Stand with your feet a little wider than the width of your shoulders and place one fist just below the other and the other on your back opposite your navel. Then begin to turn your body, at the waist from side to side. As you turn, let your arms swing around. As you turn left your left hand should tap your back and your right hand should tap your belly. As you turn right your right hand should tap your back and your left hand should tap your belly. The arms should be very relaxed. Let the turning of the waist swing them around, without using any arm strength to tap your body. Do this exercise for a couple of minutes, every day.

Taping to boost the immune system. This is a modern technique, as far as I know. There are three points to tap. The first point is the last point on the Kidney channel. The Kidney channel is also associated with the Gate of Life. The point is just under the collar bone, in the depression just outside of where the collar bone meets the breast bone. The second point is on the breast bone, about two inches below the top. The thymus gland, an important immune system organ, is directly below this point. The last point is near the bottom of the rib cage. It is about level with the bottom of the little bone that sticks down from the bottom of the breast bone and about three inches from the midline. You will notice a little dip in the rib cage in that area. Tap between the ribs. These points stimulate the Spleen and the Liver, both of which influence the Immune system.

Tap each point, in order, about twelve times. The first and last points can be tapped on both sides at the same time. Breathe slowly and deeply while tapping the points. You can do this once or twice a day.

Po Chai Pills

by Ed

Buy Po Chai Pills here

I want to return to Po Chai Pills usage.
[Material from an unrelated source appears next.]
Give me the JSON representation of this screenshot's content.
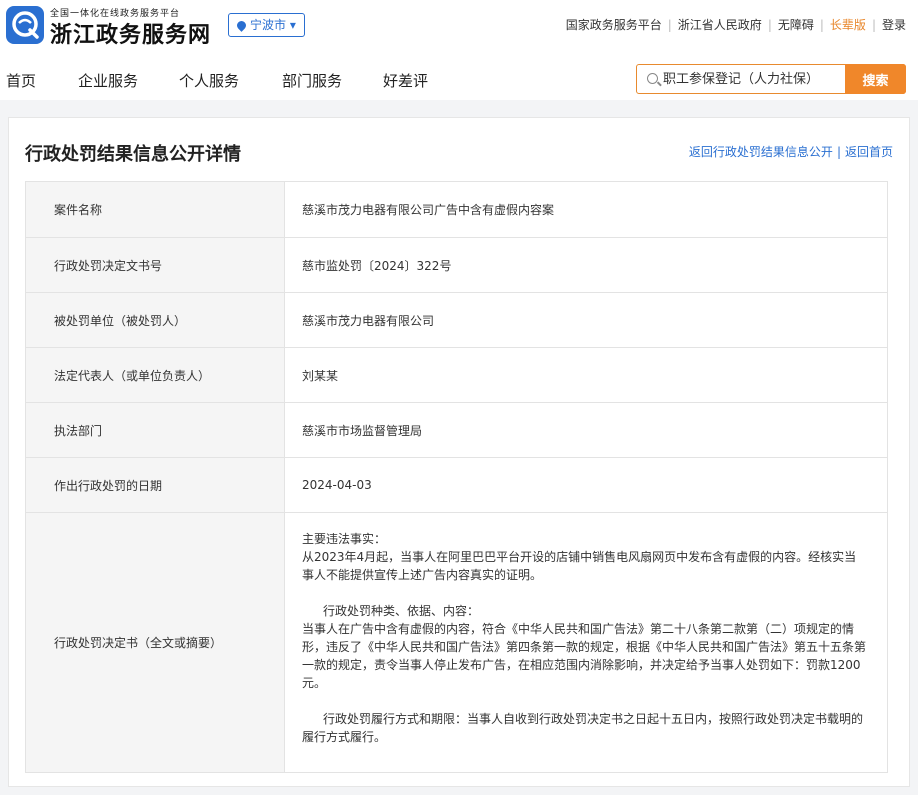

One reason is that I know that Huo Xiang Cheng Chi Pien is hard to get, and they have very similar uses. Po Chai pills are very effective in relieving acute gastrointestinal symptoms, particularly nausea, vomiting, diarrhea and heartburn. They are great for hangover, motion sickness, traveller’s diarrhea , and stomach flu. Actually, stomach flu is not caused by the flu virus, but one of a number of other viruses. They are generally short lived infections, no more than a few days. You can get similar symptoms from bacteria and parasite infections, but those will last longer and be harder to treat, requiring medical attention. If your symptoms last more than a week, it is important to see a doctor. Also see your doctor if you have any blood in your stool.

One of the things I like about Po Chai is that they come in vials of very small pills like pellets, making them much easier to get down. Great for kids, those of us who have a hard time swallowing pills, and just about anyone who is nauseous. When you have symptoms take one whole vial. After half an hour, if you don’t notice any improvement, you can take another. In general though, it’s best not to take them more than once every couple of hours, or so. Younger kids can take half a vial at a time.